And so it goes.
And so it goes.
A follow up to my previous post on the eG8 – here’s the impromptu press conference held by those attendees (Lawrence Lessig, Susan Crawford, Jeff Jarvis at al) putting their spin on the Sarkozy government/business G8 slant on their proposed ownership and control of the interwebs.
Short strokes: “Yo, Nikki – the net is infinitely more than just a handy platform from whence you greedy geezers can continue to shill your lies and sell your shit. So go fuck yourself.”
But I paraphrase – let the better minds speak:
Lessig is great – so’s Jarvis – but be sure to catch Jérémie Zimmermann around 18:15 where he really nails what is going on with all this eG8 bullshit.
John Perry Barlow, the author of the Declaration Of Independence Of Cyberspace, was at the recent eG8 conference where he spoke very eloquently about the bullshit efforts of governments and corporations to own and control the internet. French President Sarkozy bluntly described the internet as “a new territory waiting to be conquered”.
Yeah – you little weasel – that worked out real well for you and yours in Africa, didn’t it? Fucker.
It’s worth listening through the over-chewed garbage coming out of the mouths of the other participants as they spew nonsensical propaganda about the “creation industry” for Barlow’s response, where he cuts them off at the knees.
Listen to Barlow and learn – because the internet, the technological extension of your nervous system that connects you with other human beings around the world, is under siege by the corrupt powers who believe they are entitled to own and control you.
Have a nice day.
P.S. I found this stuff over at Roger Davies excellent blog.
P.P.S. Also scrounged from Davies’ blog is this short interview with Jeff Jarvis on his reaction to the eG8. Jarvis is always worth reading and listening to – like this excellent write up of the eG8 from his own blog.
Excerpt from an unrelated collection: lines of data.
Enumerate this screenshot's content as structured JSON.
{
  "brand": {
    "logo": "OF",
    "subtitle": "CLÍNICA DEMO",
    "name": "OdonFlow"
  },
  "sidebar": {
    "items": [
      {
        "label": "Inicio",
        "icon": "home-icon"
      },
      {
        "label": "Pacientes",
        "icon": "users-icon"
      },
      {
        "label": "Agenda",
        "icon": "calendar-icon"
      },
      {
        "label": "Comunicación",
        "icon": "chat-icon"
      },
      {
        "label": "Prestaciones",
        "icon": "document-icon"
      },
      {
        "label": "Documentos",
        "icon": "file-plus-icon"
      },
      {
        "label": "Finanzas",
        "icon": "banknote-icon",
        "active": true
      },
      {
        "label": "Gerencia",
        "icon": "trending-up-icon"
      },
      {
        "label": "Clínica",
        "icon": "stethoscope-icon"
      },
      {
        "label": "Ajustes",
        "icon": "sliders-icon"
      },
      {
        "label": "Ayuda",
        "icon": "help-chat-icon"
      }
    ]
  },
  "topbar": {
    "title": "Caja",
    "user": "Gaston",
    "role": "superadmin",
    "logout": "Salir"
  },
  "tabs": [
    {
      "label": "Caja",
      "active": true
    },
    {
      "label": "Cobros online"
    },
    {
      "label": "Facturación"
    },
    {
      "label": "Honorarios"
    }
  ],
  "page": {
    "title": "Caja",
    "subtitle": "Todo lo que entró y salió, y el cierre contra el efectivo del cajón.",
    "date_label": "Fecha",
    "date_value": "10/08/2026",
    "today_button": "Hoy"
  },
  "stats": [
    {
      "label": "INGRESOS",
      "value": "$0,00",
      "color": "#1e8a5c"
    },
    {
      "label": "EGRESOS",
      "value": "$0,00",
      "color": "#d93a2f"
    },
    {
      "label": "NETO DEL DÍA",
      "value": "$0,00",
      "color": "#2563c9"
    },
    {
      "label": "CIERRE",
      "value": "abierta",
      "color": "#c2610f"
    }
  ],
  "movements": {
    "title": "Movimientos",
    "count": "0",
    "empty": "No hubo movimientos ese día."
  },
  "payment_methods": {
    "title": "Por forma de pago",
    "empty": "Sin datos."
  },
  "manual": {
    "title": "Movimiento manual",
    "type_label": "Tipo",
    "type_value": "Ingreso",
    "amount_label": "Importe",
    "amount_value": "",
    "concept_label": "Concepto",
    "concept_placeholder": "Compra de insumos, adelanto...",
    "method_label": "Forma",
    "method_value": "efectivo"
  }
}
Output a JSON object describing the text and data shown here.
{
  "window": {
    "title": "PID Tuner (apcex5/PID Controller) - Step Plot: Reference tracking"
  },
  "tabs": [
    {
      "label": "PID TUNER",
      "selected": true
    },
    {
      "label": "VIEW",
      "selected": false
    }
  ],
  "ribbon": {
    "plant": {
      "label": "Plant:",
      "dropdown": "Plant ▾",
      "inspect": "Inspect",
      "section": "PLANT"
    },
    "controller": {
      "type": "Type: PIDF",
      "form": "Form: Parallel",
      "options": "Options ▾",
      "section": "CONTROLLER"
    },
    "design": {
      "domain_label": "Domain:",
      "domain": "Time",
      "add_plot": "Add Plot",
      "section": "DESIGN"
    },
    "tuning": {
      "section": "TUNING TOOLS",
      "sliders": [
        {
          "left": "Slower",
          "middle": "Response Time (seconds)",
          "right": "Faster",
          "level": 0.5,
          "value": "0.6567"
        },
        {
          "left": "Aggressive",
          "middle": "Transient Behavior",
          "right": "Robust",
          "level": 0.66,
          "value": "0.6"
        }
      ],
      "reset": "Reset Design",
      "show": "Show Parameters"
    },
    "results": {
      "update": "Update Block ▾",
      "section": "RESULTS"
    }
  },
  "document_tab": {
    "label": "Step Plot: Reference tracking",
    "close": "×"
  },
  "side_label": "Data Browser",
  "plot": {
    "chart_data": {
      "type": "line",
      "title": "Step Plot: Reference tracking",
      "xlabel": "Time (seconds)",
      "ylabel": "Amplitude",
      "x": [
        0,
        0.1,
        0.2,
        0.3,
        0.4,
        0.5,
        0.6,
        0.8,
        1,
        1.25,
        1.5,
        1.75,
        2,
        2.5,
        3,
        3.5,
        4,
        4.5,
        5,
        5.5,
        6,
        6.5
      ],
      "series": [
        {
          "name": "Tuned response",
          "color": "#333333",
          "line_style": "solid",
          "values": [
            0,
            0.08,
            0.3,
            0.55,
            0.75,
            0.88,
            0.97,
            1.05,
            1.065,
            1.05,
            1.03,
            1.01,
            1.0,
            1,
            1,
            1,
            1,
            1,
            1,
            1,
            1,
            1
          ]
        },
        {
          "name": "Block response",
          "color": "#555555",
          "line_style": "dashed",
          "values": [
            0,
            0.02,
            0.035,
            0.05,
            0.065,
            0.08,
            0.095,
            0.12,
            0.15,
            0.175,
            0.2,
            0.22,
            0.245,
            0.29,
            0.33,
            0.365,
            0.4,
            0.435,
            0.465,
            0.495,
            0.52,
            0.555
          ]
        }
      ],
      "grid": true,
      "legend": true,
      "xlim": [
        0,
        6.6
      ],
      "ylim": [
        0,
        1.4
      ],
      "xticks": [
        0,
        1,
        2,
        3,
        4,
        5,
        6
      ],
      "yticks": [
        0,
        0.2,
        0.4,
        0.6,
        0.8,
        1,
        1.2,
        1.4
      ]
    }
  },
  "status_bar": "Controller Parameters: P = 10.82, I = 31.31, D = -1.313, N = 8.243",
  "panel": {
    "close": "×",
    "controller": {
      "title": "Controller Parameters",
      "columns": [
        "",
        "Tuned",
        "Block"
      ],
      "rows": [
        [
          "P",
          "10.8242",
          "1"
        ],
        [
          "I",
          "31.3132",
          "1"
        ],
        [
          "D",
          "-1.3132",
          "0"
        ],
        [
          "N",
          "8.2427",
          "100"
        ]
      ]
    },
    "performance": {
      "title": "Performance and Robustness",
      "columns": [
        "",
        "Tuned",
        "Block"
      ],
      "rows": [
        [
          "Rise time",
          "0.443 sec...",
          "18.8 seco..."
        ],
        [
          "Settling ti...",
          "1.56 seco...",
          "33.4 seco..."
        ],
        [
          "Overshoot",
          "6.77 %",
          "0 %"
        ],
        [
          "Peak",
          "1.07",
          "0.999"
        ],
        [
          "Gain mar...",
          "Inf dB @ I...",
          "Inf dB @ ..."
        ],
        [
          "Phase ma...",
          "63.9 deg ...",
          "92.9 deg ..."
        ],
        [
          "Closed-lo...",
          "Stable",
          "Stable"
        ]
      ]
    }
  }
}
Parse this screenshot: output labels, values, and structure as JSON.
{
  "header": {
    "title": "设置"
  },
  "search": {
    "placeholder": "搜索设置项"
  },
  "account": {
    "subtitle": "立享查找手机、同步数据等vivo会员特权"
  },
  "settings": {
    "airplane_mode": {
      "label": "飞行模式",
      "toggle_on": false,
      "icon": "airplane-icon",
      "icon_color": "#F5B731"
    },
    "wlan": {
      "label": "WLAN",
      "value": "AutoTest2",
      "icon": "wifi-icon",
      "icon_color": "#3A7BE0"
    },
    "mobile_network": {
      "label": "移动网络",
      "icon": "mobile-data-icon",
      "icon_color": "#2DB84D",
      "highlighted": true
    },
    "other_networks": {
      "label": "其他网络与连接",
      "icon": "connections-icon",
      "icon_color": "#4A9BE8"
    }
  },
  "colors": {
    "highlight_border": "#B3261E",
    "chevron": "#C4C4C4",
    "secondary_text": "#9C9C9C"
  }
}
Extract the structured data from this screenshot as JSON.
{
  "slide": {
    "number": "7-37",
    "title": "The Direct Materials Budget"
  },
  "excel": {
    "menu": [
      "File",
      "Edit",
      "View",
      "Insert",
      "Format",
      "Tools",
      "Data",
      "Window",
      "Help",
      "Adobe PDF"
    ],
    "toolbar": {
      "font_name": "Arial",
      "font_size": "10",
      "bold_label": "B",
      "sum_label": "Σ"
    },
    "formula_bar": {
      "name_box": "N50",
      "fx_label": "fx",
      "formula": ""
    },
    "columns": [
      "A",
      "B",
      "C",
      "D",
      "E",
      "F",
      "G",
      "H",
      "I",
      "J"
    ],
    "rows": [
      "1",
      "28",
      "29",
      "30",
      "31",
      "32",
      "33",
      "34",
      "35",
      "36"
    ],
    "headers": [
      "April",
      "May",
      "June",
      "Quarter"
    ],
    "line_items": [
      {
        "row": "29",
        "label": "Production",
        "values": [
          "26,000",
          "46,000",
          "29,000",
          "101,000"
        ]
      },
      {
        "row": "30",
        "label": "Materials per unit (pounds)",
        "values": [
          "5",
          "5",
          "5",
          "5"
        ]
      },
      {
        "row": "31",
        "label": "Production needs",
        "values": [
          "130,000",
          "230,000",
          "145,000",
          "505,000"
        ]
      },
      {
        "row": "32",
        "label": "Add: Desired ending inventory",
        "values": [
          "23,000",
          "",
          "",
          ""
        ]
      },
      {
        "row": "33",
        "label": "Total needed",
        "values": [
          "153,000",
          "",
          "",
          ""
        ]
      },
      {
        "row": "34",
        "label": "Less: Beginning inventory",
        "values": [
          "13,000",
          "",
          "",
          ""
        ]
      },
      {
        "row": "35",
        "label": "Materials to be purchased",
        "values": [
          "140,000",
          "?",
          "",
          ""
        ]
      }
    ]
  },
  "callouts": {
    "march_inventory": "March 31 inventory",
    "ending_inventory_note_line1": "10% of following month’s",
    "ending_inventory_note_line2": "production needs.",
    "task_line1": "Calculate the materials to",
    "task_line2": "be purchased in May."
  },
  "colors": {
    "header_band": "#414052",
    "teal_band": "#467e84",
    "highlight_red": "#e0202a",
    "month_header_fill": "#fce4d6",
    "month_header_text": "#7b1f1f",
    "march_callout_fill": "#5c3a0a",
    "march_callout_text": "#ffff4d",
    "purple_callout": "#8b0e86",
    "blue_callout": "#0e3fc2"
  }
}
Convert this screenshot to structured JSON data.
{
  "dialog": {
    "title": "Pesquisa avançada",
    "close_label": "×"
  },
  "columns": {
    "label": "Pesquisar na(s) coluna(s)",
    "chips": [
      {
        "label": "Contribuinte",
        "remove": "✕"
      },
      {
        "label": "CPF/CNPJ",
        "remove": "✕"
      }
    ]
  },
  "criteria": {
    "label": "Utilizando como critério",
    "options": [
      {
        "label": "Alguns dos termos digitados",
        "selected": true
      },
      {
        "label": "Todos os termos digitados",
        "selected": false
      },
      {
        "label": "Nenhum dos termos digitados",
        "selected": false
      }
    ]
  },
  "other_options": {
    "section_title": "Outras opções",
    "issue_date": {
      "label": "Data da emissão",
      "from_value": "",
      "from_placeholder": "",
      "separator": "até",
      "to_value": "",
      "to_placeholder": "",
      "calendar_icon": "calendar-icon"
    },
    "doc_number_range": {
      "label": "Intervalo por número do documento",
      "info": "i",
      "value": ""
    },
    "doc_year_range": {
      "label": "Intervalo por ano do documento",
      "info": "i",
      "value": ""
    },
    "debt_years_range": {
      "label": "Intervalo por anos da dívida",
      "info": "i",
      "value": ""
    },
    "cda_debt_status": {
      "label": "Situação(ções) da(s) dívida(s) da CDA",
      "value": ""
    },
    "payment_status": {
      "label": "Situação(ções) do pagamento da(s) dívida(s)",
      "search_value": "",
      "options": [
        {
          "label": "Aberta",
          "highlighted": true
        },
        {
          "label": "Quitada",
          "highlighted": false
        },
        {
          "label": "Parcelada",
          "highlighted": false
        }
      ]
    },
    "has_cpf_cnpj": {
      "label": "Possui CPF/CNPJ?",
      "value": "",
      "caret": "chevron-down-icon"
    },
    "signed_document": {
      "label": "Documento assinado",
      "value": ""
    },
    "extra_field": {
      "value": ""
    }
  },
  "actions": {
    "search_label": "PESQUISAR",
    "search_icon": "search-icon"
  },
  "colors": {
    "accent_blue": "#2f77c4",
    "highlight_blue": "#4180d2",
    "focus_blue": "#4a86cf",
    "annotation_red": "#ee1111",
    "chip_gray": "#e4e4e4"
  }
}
AND – LAWRENCE LESSIG: so there
Ryan Varga made this excellent mini-doc about the Toronto Mini-Maker Faire which I and my family attended last weekend. It was an awesome display of wit and intelligence and talent – and all of it open and inclusive.
Imma gonna join me a hackerspace, you betcha!
I love the ethos of the Maker culture and wholeheartedly embrace the idea of knowing what the fuck is going on inside our gadgets – so we can make our own and better and more individualized creations.
Time to pump some humanity into the culture of tech which we find ourselves swimming in. If the future is, as Ray Kurzweil suggests, inevitably headed toward a Singularity where our machines become sentient and we become our machines we’d better be damned sure our humanity goes along for the ride.
This is the way that will happen.
I found this via Fred who got it via Michael Moore and now You can pass it on to someone else.
The Atlantic has a post on the upcoming 70th anniversary of Citizen Kane which is worth a read. As these things happen, I find one thing and then stumble through a few rabbit holes of idly searching for related stuff and then come up with a few nifty things.
Here’s Orson Welles as he appeared on the Dean Martin Show in 1968. Not only is the venue unlikely for a portrayal of a Shakespearean character but also the way in which it is conducted, with Welles (arguably one of the best raconteurs ever) describing the character of Falstaff as he takes his time applying the makeup, reveals this to be something we’d never see on the air today, certainly not on US primetime anyway – and reinforces the view expressed in D.B. Grady‘s Atlantic article that Welles has always, and will continue to be, a revered artist and personage.
Grady also mentions the best known of Welles’ unfinished films (of which there are, sadly, too many) entitled: The Other Side Of The Wind. Shot between 1972 and 1976, it’s still caught up legal battles over who owns the rights but everyone keeps hoping Peter Bogdanovitch – whom Welles chose as the one for the task – will get his chance to complete the edit according to Welles’ notes and we might once and for all be able to see the finished work.
In the meantime, here’s a brief clip from the film which shows Welles at his innovative best – over 40 years ago.
That, even by today’s standards, is fucking awesome.